• $$a_\rho$$ is the unit vector in the "direction of increasing $$\rho$$", namely the unit vector which is perpendicular to the $$z$$-axis and radially outwards, so $$a_\rho = (\cos\phi,\sin\phi,0)$$.

• $$a_\phi$$ is the unit vector in the "direction of increasing $$\phi$$", namely the direction you would go if $$\phi$$ increases, while keeping $$\rho$$ and $$z$$ constant. If you keep $$\rho$$ and $$z$$ constant, you rotate about the $$z$$-axis, and so $$a_\phi = (-\sin\phi,\cos\phi,0)$$.

• $$a_z$$ is still the unit direction in the "direction of increasing $$z$$", namely $$(0,0,1)$$.

If we are converting between the Cartesian and cylindrical polar systems, we are in the business of describing the same vector $$a$$ in two different ways, and so $a \; = \; A_xa_x + A_ya_y + A_za_z \; = \; A_\rho a_\rho + A_\phi a_\phi + A_z a_z$ Taking scalar products: $\begin{array}{rcl} A_\rho & = & a \cdot a_\rho \; = \; A_x \cos\phi + A_y \sin\phi \\ A_\phi & = & a \cdot a_\phi \; = \; -A_x \sin\phi + A_y \cos\phi \\ A_z & = & a \cdot a_z \; = \; A_z \end{array}$ The last equation is trivial, since the $$z$$-coordinate is the same coordinate in both coordinate systems. These are precisely the equations that are being used in the example you provided.
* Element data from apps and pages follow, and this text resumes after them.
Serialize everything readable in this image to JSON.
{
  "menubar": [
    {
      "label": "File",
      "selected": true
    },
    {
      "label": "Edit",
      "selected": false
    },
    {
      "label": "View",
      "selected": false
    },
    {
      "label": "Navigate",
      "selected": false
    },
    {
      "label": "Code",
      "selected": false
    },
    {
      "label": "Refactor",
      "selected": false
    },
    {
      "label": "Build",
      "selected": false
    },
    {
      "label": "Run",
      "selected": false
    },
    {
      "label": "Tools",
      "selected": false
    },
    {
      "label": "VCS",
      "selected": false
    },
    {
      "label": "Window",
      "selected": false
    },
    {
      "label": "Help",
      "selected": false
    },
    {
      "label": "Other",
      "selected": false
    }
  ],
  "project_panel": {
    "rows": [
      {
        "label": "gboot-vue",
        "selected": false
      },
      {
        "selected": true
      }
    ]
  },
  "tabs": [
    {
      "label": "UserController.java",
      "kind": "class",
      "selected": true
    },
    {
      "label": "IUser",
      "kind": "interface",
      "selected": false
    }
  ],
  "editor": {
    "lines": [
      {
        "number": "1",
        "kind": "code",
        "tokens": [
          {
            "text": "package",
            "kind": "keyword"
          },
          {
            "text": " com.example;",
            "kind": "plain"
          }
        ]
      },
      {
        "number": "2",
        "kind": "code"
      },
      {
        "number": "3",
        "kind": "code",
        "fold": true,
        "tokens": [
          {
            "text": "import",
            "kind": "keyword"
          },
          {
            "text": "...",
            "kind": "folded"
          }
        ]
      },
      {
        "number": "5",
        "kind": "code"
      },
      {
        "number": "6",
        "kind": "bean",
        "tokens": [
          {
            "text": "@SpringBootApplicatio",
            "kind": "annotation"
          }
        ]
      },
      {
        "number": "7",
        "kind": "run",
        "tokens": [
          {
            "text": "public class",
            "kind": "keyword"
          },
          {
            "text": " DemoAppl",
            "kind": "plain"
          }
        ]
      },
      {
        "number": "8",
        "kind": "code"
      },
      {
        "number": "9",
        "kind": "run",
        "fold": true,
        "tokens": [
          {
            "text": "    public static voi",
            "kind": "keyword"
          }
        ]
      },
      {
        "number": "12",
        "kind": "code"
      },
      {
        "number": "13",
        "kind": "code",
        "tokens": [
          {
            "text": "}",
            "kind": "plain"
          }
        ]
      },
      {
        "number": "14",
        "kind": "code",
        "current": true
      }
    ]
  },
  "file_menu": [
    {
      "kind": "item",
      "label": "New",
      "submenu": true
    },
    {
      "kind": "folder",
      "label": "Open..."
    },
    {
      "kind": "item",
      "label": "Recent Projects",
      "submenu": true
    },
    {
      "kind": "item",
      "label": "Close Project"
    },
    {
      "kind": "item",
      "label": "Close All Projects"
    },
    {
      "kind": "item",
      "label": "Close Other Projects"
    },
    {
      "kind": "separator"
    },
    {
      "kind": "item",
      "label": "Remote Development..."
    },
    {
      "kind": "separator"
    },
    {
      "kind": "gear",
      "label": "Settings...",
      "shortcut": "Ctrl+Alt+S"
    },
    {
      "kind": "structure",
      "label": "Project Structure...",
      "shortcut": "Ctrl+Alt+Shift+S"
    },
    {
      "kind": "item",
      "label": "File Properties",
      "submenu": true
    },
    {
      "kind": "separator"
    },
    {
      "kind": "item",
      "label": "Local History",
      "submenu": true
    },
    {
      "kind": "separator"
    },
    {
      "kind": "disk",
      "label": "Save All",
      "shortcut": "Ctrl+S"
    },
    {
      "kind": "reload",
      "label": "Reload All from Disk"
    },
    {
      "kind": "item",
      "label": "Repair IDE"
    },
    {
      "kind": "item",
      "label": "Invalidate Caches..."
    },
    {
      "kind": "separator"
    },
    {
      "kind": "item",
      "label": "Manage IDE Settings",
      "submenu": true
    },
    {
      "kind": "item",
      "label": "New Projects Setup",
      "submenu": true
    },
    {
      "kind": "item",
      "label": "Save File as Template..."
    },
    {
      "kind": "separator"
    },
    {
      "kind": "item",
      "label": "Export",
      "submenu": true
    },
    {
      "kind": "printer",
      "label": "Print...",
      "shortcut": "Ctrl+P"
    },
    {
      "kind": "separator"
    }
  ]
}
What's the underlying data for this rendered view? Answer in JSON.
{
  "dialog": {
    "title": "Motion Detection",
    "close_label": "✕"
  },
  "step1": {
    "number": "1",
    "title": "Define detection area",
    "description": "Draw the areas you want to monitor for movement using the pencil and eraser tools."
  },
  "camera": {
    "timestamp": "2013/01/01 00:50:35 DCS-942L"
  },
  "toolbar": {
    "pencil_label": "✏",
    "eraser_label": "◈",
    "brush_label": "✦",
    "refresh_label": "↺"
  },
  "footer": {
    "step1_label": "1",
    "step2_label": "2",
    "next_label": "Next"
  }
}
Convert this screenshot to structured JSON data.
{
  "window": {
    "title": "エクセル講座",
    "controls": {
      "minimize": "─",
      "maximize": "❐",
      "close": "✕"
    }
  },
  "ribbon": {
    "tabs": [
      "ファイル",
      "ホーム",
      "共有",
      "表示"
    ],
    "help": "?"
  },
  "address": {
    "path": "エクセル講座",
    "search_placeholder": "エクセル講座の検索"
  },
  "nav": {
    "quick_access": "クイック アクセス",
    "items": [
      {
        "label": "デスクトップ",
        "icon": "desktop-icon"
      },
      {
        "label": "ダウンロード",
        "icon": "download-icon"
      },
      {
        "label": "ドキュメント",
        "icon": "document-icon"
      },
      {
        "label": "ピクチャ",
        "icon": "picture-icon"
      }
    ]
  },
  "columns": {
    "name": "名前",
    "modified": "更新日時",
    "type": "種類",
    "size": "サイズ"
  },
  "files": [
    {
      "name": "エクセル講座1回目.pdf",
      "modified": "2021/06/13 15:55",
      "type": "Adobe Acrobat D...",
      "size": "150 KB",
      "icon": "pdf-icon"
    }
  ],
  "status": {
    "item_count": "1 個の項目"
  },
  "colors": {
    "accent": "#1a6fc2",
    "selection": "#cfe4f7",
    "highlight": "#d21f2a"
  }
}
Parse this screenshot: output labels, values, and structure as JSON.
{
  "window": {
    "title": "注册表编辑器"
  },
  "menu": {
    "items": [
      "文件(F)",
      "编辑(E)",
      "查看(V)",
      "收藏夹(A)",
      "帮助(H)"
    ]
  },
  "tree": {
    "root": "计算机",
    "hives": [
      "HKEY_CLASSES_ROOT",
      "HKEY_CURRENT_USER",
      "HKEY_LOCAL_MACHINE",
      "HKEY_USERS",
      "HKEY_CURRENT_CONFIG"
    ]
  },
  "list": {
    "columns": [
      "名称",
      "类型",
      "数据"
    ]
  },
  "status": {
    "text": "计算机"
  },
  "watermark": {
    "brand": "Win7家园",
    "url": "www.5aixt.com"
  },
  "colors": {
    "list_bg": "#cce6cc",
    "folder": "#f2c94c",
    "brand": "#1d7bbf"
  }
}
- 4 years, 6 months ago

Thank you Sir Mark :))

- 4 years, 6 months ago